What Went Wrong?
In spring 2018, the government set up a website, Nima, offering dollars at a preferential rate of 4,200 tomans for the importation of “basic goods” compared to the open market rate of 22,000 dollars. But the long-term impact of the policy has made the situation worse, not better.
Foreign rice imports to Iran shrivelled between 2018 and 2020, partly due to a perfect storm of sanctions, a reduction in foreign trade, and then the coronavirus pandemic and ensuing border closures.
But at the same time, since the preferential exchange rate was introduced, different agencies and the Central Bank of Iran have established multi-layered controls and supervisory measures to ensure the cheaper currency is properly spent on importing goods – and in turn, that these goods also reach consumers at a set rate of 4,200 tomans per dollar.
These measures have made it more difficult to profitably import goods and raw materials, compounding the crisis. From liquid oil to chicken feed, producers and sellers have found it harder, not easier, to turn a profit from basic goods.
And in any event, the measures do not seem to have worked. Last week Mohammad Shariatmadari, Rouhani’s Minister of Cooperatives, Labor and Social Welfare, said that some goods imported using preferential currency had ended up reaching the people at more than 10 times the set rate. The cheaper currency fell into the hands of a few, he said, who ended up selling commodities at an effective price of 40,000 to 50,000 tomans to the dollar.

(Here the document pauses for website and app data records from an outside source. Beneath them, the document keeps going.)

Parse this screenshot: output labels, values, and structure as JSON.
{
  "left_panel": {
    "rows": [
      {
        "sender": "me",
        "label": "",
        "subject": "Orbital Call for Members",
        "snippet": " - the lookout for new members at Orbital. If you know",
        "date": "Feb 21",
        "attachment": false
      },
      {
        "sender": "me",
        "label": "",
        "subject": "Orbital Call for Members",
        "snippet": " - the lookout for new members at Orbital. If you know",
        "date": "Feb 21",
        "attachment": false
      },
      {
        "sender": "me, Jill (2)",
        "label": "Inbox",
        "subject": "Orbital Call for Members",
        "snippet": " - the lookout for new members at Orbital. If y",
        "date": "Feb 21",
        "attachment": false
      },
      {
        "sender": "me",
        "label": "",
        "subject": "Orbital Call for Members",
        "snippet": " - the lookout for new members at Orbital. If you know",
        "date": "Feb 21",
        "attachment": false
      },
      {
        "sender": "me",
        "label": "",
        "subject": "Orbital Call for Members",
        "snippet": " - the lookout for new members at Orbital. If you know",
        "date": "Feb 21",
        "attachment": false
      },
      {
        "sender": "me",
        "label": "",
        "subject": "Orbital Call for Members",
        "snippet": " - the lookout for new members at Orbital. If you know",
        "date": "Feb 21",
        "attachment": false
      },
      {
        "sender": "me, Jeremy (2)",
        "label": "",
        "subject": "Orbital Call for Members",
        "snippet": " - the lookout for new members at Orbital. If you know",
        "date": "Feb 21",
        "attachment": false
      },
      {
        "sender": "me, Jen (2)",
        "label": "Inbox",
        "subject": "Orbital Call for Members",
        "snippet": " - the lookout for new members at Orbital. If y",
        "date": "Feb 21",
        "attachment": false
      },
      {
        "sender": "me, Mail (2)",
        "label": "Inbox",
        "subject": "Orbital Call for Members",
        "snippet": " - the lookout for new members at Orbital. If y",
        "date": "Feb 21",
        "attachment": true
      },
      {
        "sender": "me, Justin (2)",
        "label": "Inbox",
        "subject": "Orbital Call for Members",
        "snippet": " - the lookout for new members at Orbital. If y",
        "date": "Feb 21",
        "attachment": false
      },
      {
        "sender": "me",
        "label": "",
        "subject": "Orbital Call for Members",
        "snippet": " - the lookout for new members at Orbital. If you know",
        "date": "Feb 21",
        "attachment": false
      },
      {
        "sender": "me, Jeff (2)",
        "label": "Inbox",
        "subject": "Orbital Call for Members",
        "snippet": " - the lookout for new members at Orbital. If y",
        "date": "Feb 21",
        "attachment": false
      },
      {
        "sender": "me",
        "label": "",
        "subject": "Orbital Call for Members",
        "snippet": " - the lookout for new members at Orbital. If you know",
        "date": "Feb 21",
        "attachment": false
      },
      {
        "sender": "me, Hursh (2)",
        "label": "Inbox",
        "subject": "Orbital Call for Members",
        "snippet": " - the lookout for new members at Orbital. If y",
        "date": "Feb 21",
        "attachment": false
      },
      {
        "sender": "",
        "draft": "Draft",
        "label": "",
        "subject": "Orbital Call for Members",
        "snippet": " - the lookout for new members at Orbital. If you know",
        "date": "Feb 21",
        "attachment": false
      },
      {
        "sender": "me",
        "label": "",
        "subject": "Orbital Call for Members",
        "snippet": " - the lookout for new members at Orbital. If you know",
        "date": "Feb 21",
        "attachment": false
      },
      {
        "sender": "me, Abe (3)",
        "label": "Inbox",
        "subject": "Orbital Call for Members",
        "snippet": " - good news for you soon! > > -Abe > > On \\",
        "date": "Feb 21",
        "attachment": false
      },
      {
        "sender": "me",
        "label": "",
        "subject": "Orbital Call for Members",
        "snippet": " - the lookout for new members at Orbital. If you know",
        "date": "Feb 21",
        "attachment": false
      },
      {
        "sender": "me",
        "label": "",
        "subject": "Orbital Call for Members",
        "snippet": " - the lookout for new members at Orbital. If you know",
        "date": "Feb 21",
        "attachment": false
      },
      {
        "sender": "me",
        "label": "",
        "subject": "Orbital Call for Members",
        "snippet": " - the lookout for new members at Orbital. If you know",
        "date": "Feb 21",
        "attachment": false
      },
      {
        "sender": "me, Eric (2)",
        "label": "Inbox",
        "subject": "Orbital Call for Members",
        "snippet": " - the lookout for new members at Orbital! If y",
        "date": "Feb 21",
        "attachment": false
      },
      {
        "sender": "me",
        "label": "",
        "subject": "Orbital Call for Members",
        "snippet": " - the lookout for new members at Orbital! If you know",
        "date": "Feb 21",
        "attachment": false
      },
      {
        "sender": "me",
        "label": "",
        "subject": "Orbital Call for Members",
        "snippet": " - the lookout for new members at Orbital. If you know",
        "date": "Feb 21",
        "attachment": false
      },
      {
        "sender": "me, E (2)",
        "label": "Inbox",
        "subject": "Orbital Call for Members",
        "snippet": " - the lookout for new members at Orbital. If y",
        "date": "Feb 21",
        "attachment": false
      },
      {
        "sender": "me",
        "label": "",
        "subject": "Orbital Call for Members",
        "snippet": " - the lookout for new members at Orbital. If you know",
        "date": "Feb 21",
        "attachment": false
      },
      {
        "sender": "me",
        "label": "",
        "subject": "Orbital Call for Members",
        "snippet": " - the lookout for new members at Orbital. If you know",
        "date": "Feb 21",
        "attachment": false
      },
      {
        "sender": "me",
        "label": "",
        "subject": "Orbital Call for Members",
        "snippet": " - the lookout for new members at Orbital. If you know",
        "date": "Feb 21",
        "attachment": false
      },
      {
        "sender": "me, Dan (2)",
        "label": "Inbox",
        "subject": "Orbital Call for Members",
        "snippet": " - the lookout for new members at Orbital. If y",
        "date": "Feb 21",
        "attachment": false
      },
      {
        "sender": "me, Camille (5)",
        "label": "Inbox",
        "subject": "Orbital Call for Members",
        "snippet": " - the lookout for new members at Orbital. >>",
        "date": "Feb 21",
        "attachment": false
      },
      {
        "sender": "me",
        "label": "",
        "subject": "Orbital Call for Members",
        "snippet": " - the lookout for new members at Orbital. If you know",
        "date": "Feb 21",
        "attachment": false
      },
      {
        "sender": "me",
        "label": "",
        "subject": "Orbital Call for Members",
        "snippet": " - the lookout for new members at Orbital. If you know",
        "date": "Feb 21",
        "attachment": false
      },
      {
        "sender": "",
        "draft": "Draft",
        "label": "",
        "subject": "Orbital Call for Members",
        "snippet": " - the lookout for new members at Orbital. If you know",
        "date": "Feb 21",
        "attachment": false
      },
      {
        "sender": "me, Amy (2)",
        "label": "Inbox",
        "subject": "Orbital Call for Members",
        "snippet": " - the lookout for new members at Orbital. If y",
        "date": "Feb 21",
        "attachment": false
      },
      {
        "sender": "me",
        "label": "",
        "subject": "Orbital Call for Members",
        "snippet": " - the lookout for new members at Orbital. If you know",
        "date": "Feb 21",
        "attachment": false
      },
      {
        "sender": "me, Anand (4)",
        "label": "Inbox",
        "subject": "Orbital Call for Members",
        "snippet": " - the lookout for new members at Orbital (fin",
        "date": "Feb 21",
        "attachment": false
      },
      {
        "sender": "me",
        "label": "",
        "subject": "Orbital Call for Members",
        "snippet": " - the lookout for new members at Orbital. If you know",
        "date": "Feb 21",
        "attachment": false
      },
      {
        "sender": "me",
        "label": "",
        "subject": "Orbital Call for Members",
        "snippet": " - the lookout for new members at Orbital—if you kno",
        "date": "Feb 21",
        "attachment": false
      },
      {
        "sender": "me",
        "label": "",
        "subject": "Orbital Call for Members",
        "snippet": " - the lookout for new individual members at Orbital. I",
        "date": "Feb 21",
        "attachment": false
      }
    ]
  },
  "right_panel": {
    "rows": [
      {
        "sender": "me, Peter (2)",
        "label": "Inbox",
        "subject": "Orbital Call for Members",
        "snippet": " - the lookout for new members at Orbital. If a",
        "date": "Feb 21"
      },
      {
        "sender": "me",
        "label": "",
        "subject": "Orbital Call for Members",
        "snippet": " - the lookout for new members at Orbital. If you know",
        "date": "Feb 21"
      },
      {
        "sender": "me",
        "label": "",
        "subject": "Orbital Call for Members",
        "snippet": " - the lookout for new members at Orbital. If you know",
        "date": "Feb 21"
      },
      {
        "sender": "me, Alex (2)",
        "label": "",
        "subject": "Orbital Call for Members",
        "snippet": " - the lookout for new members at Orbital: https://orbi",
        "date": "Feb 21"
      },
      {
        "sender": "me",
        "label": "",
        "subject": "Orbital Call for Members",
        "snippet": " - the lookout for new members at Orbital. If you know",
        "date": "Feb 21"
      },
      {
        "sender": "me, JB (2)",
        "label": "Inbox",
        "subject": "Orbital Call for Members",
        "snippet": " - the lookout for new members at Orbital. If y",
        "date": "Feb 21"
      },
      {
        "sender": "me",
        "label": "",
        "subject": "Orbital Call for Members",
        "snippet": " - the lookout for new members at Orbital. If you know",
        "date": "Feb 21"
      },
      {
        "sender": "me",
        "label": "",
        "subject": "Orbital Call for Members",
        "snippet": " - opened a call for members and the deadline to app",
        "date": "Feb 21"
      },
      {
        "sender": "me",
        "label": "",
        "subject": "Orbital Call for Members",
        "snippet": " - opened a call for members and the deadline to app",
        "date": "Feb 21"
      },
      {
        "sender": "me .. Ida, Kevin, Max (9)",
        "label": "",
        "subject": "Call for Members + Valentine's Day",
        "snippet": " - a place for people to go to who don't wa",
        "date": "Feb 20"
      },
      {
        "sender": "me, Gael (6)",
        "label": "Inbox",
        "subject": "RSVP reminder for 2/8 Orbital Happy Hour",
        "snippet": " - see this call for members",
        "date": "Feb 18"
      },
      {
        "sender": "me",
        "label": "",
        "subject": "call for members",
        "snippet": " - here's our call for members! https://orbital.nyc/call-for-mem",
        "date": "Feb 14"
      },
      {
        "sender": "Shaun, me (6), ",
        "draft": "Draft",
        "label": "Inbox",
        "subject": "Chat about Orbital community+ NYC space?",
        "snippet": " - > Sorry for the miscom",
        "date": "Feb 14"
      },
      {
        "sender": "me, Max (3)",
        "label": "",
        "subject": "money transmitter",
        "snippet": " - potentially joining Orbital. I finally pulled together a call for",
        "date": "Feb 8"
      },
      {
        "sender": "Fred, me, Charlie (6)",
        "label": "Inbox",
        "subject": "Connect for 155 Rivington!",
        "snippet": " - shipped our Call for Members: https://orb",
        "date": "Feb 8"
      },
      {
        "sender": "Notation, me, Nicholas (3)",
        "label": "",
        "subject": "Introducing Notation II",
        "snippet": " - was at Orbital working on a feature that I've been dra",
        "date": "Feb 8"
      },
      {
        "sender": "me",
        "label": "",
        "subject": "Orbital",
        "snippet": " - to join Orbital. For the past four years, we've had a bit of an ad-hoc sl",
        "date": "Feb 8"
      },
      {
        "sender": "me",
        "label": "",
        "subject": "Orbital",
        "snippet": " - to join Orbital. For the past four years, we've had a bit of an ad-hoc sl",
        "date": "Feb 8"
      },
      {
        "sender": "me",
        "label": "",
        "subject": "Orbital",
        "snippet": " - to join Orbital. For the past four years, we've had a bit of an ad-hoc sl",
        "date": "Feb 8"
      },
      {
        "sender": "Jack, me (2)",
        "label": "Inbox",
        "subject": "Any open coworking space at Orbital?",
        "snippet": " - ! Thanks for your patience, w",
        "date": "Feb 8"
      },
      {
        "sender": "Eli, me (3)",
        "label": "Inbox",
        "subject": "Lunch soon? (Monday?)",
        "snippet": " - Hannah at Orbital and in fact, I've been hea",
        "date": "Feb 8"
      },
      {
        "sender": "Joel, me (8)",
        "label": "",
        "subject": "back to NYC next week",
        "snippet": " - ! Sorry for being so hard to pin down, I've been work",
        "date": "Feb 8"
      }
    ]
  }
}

Eshagh Jahangiri, Hassan Rouhani’s first deputy, has previously said the 4,200-toman dollar policy was the result of a decision by the heads of Iran’s three branches of power, on the suggestion of government economists. But according to Sedigh Beikzadeh, director-general of the Ministry of Industry’s commercial affairs office, per capita rice consumption in Iran has shrunk by 15 to 20 percent due to rising prices since the policy was introduced.
Beikzadeh went further, saying Nima rates were the main factor in the changing exchange rate for imported rice and its overall reduction. His office estimated that compared to April 2019, rice imports this year were down about by 90 percent.
Inflation on a Piece of Bread
Rising rice costs typically lead households to look for substitutes, replacing rice with bread or pasta, for instance. But this, too, is out of reach for many– since 2019, Iranian bakers have been protesting about going out of business.
The governors of each province are responsible for determining the local price of bread. Discussions are currently ongoing with the National Working Group on Wheat, Flour and Bread about hiking up the price nationwide – by up to 50 percent, according to rumors in Iranian media in the last few days. In the meantime, bakeries across Iran have informally raised their prices or reduced the volume of dough they buy.
Given that year-on-year inflation stood at 49.5 percent in April, it is irrational to expect prices of goods and services to remain stable. But instead of addressing the root causes, the state has pushed on with its main policy of clamping down on those selling at the highest prices, and trying to set them artificially.